City officials have proposed a ballot measure for November that would force banks to pay a tax when they repossess a property — a move that aims to curb foreclosures in San Francisco, especially in the poorer southeastern neighborhoods.
“Everybody loses when you have a foreclosure,” Assessor-Recorder Phil Ting said at a news conference announcing the Foreclosure Fairness Initiative, which Supervisor John Avalos, who co-wrote the proposal, will introduce at today’s Board of Supervisors meeting.
Under current city law, lenders foreclosing on mortgaged properties are exempt from paying the tax that applies when deeds are transferred. This measure would remove that exemption, forcing banks to pay The City what would amount to a few thousand dollars per foreclosure.
Ting said though the ordinance was not designed to raise revenue, it could generate as much as $8 million in a foreclosure-heavy year, as 2011 was.
“I don’t think it’s a measure that really dings the banks in any significant way, but I think it will give them pause,” Avalos said.
Ting’s office released an audit in February that found most of the hundreds of foreclosures in The City included irregularities or legal violations. After that report, which Ting called the first of its kind in the state, the Board of Supervisors passed a resolution in April calling for a halt to foreclosures.
Neither the report nor the resolution, however, had an immediate effect.
“This is finally something that actually has some teeth to it,” Avalos said.
A spokesman for San Francisco-based Wells Fargo said bank officials had to review the proposed measure before they could comment.
Avalos praised community groups, including Causa Justa :: Just Cause, based in Oakland and in the Mission, for raising awareness about foreclosures.
“I think summer 2012 should be the summer no one leaves San Francisco,” said Causa Justa housing organizer Maria Zamudio. “This should be the summer we hold banks accountable.”

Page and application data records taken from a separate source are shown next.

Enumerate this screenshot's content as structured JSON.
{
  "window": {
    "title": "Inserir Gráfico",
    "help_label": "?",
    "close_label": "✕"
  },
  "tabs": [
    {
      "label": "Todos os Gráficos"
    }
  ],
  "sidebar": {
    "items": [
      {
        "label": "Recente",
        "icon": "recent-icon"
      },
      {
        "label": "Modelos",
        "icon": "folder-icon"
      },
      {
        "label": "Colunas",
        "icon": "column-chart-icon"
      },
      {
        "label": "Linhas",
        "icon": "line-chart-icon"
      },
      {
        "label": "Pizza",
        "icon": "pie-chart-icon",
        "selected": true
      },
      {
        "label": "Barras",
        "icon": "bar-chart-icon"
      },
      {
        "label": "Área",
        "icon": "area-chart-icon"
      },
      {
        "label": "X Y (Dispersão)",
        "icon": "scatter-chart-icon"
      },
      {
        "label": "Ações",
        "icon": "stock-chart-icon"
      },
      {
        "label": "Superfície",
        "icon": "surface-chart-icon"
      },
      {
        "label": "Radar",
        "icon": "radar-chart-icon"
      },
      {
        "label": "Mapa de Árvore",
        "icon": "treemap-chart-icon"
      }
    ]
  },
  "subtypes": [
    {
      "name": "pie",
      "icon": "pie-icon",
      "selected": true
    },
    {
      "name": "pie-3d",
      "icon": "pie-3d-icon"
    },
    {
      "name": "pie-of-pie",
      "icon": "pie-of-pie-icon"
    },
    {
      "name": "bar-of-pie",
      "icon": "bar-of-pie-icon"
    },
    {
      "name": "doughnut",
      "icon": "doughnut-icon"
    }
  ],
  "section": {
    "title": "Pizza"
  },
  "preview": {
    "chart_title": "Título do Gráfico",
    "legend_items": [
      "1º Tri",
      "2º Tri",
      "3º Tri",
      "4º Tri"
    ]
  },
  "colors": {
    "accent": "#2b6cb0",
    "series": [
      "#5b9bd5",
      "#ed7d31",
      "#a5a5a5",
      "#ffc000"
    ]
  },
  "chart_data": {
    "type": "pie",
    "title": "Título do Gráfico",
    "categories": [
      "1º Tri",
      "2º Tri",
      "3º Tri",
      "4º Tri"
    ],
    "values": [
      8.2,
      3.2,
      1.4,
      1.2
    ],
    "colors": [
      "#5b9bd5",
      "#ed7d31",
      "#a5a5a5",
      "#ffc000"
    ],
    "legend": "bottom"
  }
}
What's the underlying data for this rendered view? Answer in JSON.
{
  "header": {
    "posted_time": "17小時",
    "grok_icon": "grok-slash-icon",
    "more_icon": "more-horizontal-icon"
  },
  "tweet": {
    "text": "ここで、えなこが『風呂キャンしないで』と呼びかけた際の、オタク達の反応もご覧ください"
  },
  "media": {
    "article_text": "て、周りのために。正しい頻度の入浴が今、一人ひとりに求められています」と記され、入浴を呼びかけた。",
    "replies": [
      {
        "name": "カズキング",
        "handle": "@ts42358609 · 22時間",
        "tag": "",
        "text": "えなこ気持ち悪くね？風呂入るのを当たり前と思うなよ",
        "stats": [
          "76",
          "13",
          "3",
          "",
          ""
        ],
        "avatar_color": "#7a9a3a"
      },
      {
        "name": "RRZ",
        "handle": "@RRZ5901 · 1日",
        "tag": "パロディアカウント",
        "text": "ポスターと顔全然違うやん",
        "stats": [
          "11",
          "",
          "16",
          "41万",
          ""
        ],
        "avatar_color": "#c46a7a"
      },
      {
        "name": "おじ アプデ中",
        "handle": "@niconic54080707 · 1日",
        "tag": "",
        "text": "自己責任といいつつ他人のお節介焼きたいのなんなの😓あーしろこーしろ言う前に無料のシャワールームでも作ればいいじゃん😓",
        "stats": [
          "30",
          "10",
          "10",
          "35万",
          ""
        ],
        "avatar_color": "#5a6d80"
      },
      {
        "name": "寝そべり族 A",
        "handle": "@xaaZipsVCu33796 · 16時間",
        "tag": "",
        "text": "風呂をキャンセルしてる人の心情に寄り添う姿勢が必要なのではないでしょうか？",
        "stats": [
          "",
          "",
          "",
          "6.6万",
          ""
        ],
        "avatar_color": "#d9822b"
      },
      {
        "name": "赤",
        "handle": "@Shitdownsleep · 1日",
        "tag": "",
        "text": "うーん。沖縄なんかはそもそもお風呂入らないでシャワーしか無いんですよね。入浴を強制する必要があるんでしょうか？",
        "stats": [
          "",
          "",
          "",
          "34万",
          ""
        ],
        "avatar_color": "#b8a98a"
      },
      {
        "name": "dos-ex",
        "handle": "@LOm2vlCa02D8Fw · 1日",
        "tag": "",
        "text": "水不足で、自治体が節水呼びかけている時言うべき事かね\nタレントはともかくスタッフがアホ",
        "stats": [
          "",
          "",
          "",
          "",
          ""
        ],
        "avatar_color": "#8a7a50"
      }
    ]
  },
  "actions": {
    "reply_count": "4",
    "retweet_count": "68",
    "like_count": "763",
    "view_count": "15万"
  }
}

Julien Ball, a member of Occupy Bernal, a neighborhood group that works to stop foreclosures in Bernal Heights, said the San Francisco initiative was a step forward, but more legislation is needed at the state and federal level.
“I think it will make them think twice,” he said. “It at least makes the banks begin to pay for what they’ve done to create the financial crisis.”
State law requires voter approval for measures that would increase local taxes. If the measure is approved by the Board of Supervisors, it will appear on November’s ballot.